If you have an important meeting such as a proposal presentation or larger group meeting, ask to start early with at least one member of the buyer team to run a 10-minute tech check beforehand. You won’t always get a yes, but this will help to ensure the buyers are able to login properly, any audio or video works without a glitch and your visuals come through well via screensharing.
Nothing is more frustrating than wasting the first 15 minutes of a meeting because someone can’t login or you can’t figure out how to share the correct screen of your PowerPoint presentation.
3. Increase your internet speed and bandwidth
Raise your virtual hand if you’ve been on a video conference recently and either the other person froze, or you saw an ‘unstable internet connection’ warning.
Related: Free Webinar: How to Future-Proof Your Business
Most everyone can upgrade their internet speed through their internet service provider. Get a new router. Try a direct cable to your router instead of WIFI. Close background applications, especially ones that auto-refresh. Each of these will help to enhance the experience.
A seller recently told us about her bandwidth issues at her house. She just hadn’t thought about upgrading because she bought ‘fast internet,’ but didn’t know there were all sorts of levels of fast. She called her internet provider, upgraded her service, and invested in a new router. All good now on her end.
4. Choose a reliable meeting platform
“That’s weird. I was logged in, but no one was there.”
“I see Sarah is on the call, but we can’t hear you….Sarah are you there?”
“Let’s try logging out and logging back in.”
“My meeting’s already in progress?!? No, it’s not, I haven’t started it yet!”
Your platform, it’s reliability, ease of use and security have a significant impact on a buyer’s experience with you. There are many platforms to choose from, each with their own features, security and requirements. Research and choose a proven platform for your meetings. If you have ongoing issues, it’s time to investigate a new platform.
5. Invest in quality audio and video
Most (but not all) built-in computer cameras and microphones are low to average quality. It’s well worth it to invest in high-quality external devices that produce a crisp picture and clear sound.
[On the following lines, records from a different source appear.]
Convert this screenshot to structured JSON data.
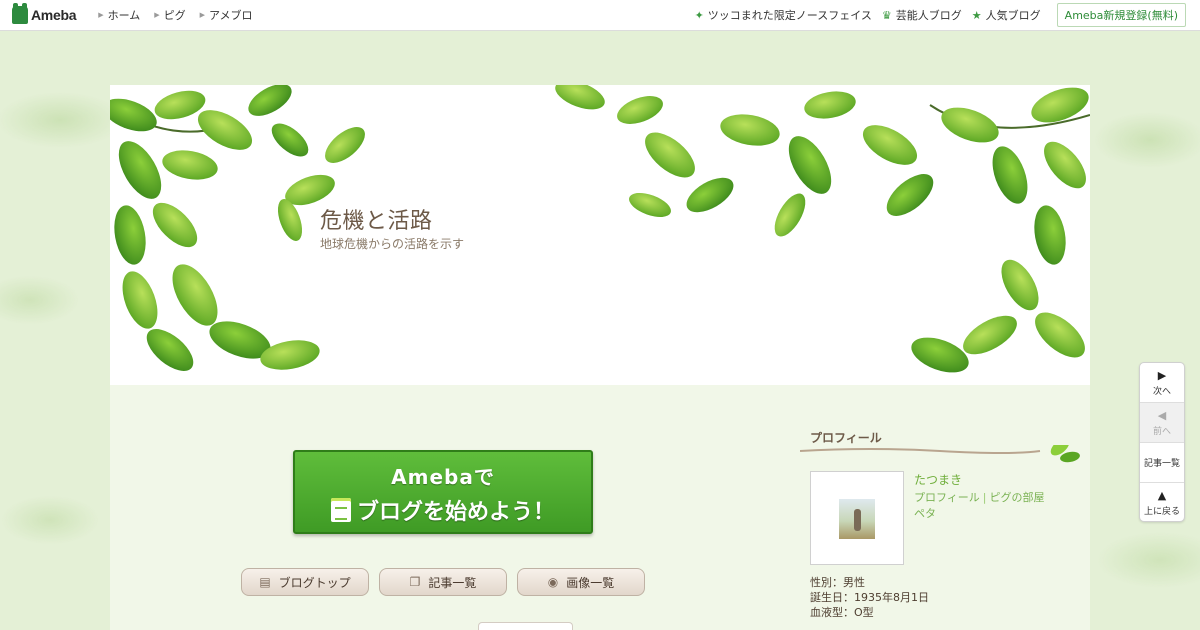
{
  "topbar": {
    "logo_text": "Ameba",
    "nav": [
      "ホーム",
      "ピグ",
      "アメブロ"
    ],
    "right": [
      {
        "label": "ツッコまれた限定ノースフェイス",
        "icon": "sparkle-icon"
      },
      {
        "label": "芸能人ブログ",
        "icon": "crown-icon"
      },
      {
        "label": "人気ブログ",
        "icon": "star-icon"
      }
    ],
    "signup_label": "Ameba新規登録(無料)"
  },
  "blog": {
    "title": "危機と活路",
    "description": "地球危機からの活路を示す"
  },
  "start_banner": {
    "line1": "Amebaで",
    "line2": "ブログを始めよう！"
  },
  "buttons": {
    "blog_top": "ブログトップ",
    "entries": "記事一覧",
    "images": "画像一覧"
  },
  "profile": {
    "heading": "プロフィール",
    "name": "たつまき",
    "link_profile": "プロフィール",
    "link_room": "ピグの部屋",
    "link_peta": "ペタ",
    "gender": "性別：男性",
    "birthday": "誕生日：1935年8月1日",
    "blood": "血液型：O型"
  },
  "sidenav": {
    "next": "次へ",
    "prev": "前へ",
    "entries": "記事一覧",
    "top": "上に戻る"
  },
  "colors": {
    "accent_green": "#3f9b25",
    "title_brown": "#6d5a48",
    "link_green": "#7ab253"
  }
}
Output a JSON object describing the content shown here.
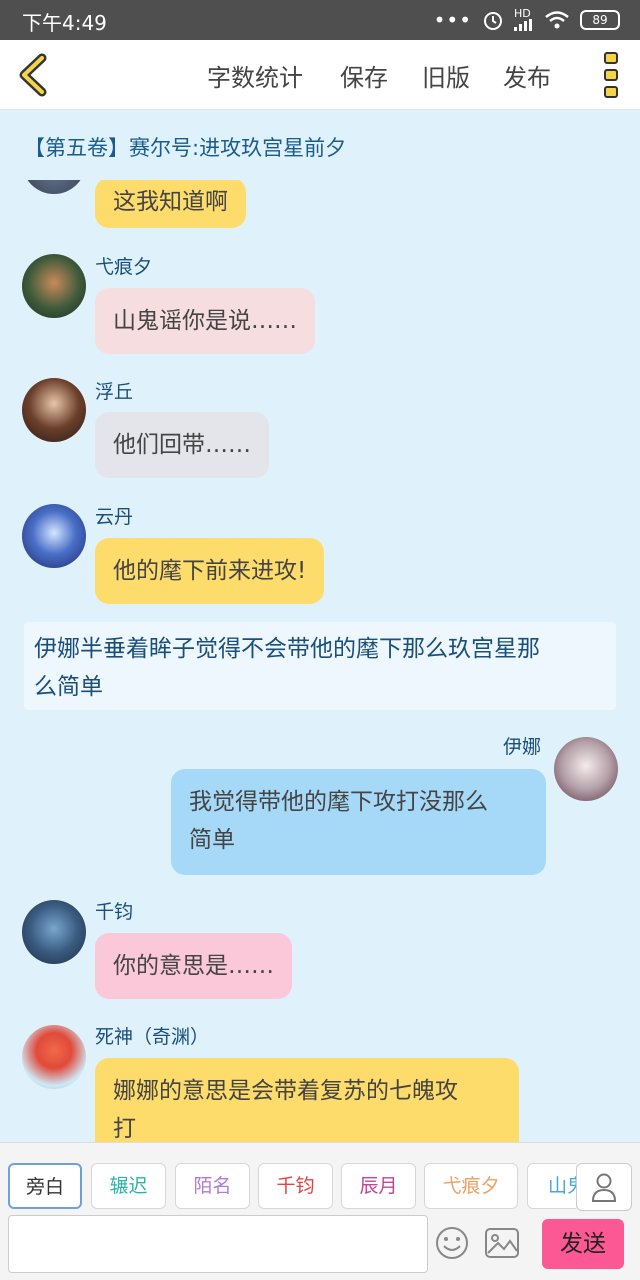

Related: How the Crisis is Changing Consumer Behavior and Sales
Use an HD webcam. Many of them also come with high-quality built-in microphones. Consider using a headset, and a podcasting-quality mic that minimizes background noise.
6. Master your platform
So many buttons! Each platform has different functionality, shortcuts and tricks. Get to know your platform. Attend to best practices. At a minimum, you should be comfortable with platform annotation tools, screensharing, video, mute and audio, chat, virtual backgrounds, sharing and playing video, and meeting recording.
Regardless of your platform, there are many resources available to learn the ins and outs. Take a few hours to brush up your knowledge and try a few tools. You’ll be impressed with what you learn and how you can use the technology to your advantage.
7. Have a 60-second backup plan
Even the best-laid plans often go awry. What will you do if your audio isn’t working? If a key attendee can’t get in the meeting? If participants can’t view your screen? If there’s a technical snafu in the middle of the meeting?
Plan for the various errors and glitches that can occur. Have a standard dial-in number if computer audio isn’t working. Use a reliable conference call service. (And have that number handy all the time so you don’t have to search for it when you need it!) Be prepared to share documents via email if you aren’t able to screenshare.
Avoiding technology problems isn’t going to win you the sale, but it might lose it for you. You want your comfort and tech-savviness to demonstrate your professionalism and what it’s like to work with you.
Impress, don’t frustrate, buyers by following these seven simple tips.